[[ RECORDS SHOWN, beginning ]]

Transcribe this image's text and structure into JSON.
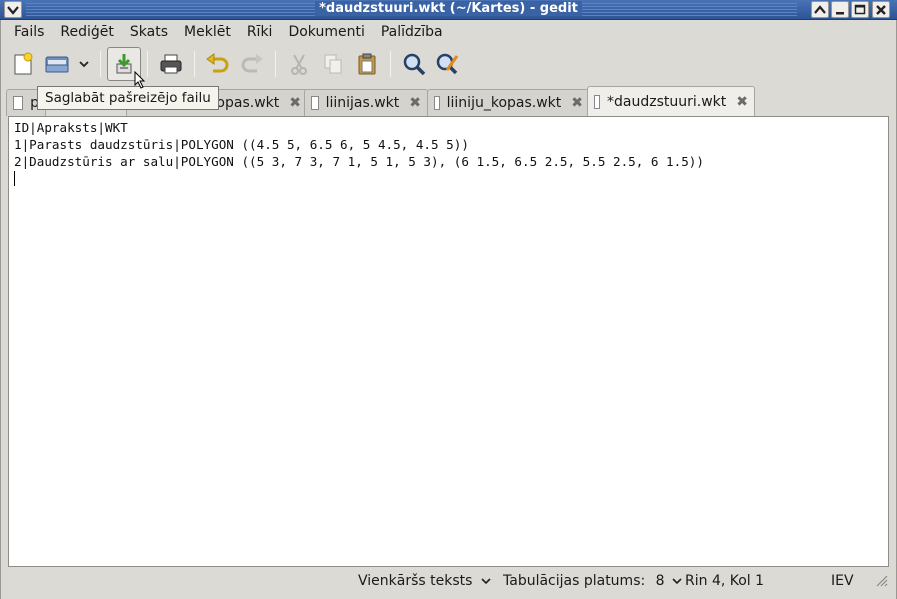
{
  "window": {
    "title": "*daudzstuuri.wkt (~/Kartes) - gedit"
  },
  "menu": [
    "Fails",
    "Rediģēt",
    "Skats",
    "Meklēt",
    "Rīki",
    "Dokumenti",
    "Palīdzība"
  ],
  "toolbar": {
    "buttons": [
      "new-document",
      "open",
      "open-recent",
      "save",
      "print",
      "undo",
      "redo",
      "cut",
      "copy",
      "paste",
      "find",
      "replace"
    ],
    "tooltip": "Saglabāt pašreizējo failu"
  },
  "tabs": [
    {
      "label": "p",
      "active": false
    },
    {
      "label": "kopas.wkt",
      "active": false
    },
    {
      "label": "liinijas.wkt",
      "active": false
    },
    {
      "label": "liiniju_kopas.wkt",
      "active": false
    },
    {
      "label": "*daudzstuuri.wkt",
      "active": true
    }
  ],
  "editor": {
    "lines": [
      "ID|Apraksts|WKT",
      "1|Parasts daudzstūris|POLYGON ((4.5 5, 6.5 6, 5 4.5, 4.5 5))",
      "2|Daudzstūris ar salu|POLYGON ((5 3, 7 3, 7 1, 5 1, 5 3), (6 1.5, 6.5 2.5, 5.5 2.5, 6 1.5))",
      ""
    ]
  },
  "statusbar": {
    "language": "Vienkāršs teksts",
    "tab_width_label": "Tabulācijas platums:",
    "tab_width_value": "8",
    "position": "Rin 4, Kol 1",
    "mode": "IEV"
  },
  "colors": {
    "titlebar": "#3a63a6",
    "background": "#dcdad5",
    "tooltip": "#f5f4ed"
  }
}
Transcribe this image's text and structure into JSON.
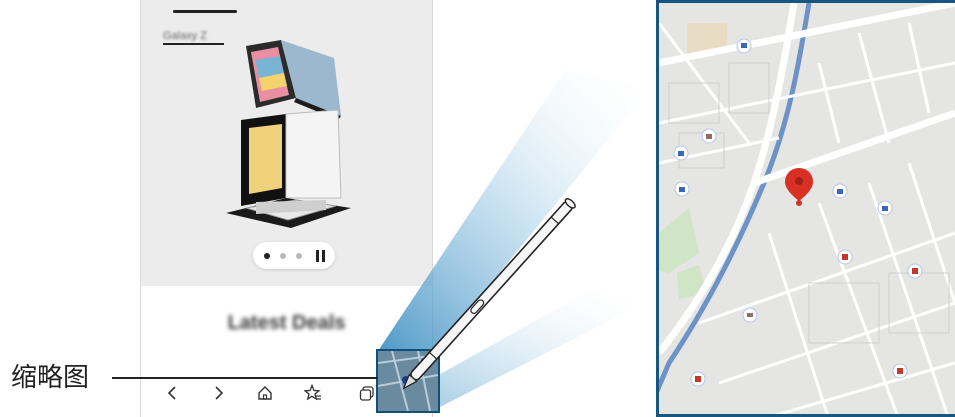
{
  "callout": {
    "label": "缩略图"
  },
  "browser": {
    "hero": {
      "blurred_label": "Galaxy Z",
      "carousel_dots": 3,
      "active_dot_index": 0
    },
    "deals_title": "Latest Deals",
    "navbar": {
      "back": "chevron-left-icon",
      "forward": "chevron-right-icon",
      "home": "home-icon",
      "bookmarks": "star-icon",
      "tabs": "tabs-icon"
    }
  },
  "colors": {
    "frame_blue": "#17577f",
    "beam_blue": "#3f93c4",
    "map_road": "#ffffff",
    "map_bg": "#e5e5e3",
    "pin_red": "#d93025",
    "marker_red": "#c0392b",
    "poi_blue": "#3a67b6"
  }
}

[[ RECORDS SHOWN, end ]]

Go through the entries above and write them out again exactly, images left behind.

Transcribe this image's text and structure into JSON.
{
  "window": {
    "title": "*daudzstuuri.wkt (~/Kartes) - gedit"
  },
  "menu": [
    "Fails",
    "Rediģēt",
    "Skats",
    "Meklēt",
    "Rīki",
    "Dokumenti",
    "Palīdzība"
  ],
  "toolbar": {
    "buttons": [
      "new-document",
      "open",
      "open-recent",
      "save",
      "print",
      "undo",
      "redo",
      "cut",
      "copy",
      "paste",
      "find",
      "replace"
    ],
    "tooltip": "Saglabāt pašreizējo failu"
  },
  "tabs": [
    {
      "label": "p",
      "active": false
    },
    {
      "label": "kopas.wkt",
      "active": false
    },
    {
      "label": "liinijas.wkt",
      "active": false
    },
    {
      "label": "liiniju_kopas.wkt",
      "active": false
    },
    {
      "label": "*daudzstuuri.wkt",
      "active": true
    }
  ],
  "editor": {
    "lines": [
      "ID|Apraksts|WKT",
      "1|Parasts daudzstūris|POLYGON ((4.5 5, 6.5 6, 5 4.5, 4.5 5))",
      "2|Daudzstūris ar salu|POLYGON ((5 3, 7 3, 7 1, 5 1, 5 3), (6 1.5, 6.5 2.5, 5.5 2.5, 6 1.5))",
      ""
    ]
  },
  "statusbar": {
    "language": "Vienkāršs teksts",
    "tab_width_label": "Tabulācijas platums:",
    "tab_width_value": "8",
    "position": "Rin 4, Kol 1",
    "mode": "IEV"
  },
  "colors": {
    "titlebar": "#3a63a6",
    "background": "#dcdad5",
    "tooltip": "#f5f4ed"
  }
}
Transcribe this image's text and structure into JSON.
{
  "callout": {
    "label": "缩略图"
  },
  "browser": {
    "hero": {
      "blurred_label": "Galaxy Z",
      "carousel_dots": 3,
      "active_dot_index": 0
    },
    "deals_title": "Latest Deals",
    "navbar": {
      "back": "chevron-left-icon",
      "forward": "chevron-right-icon",
      "home": "home-icon",
      "bookmarks": "star-icon",
      "tabs": "tabs-icon"
    }
  },
  "colors": {
    "frame_blue": "#17577f",
    "beam_blue": "#3f93c4",
    "map_road": "#ffffff",
    "map_bg": "#e5e5e3",
    "pin_red": "#d93025",
    "marker_red": "#c0392b",
    "poi_blue": "#3a67b6"
  }
}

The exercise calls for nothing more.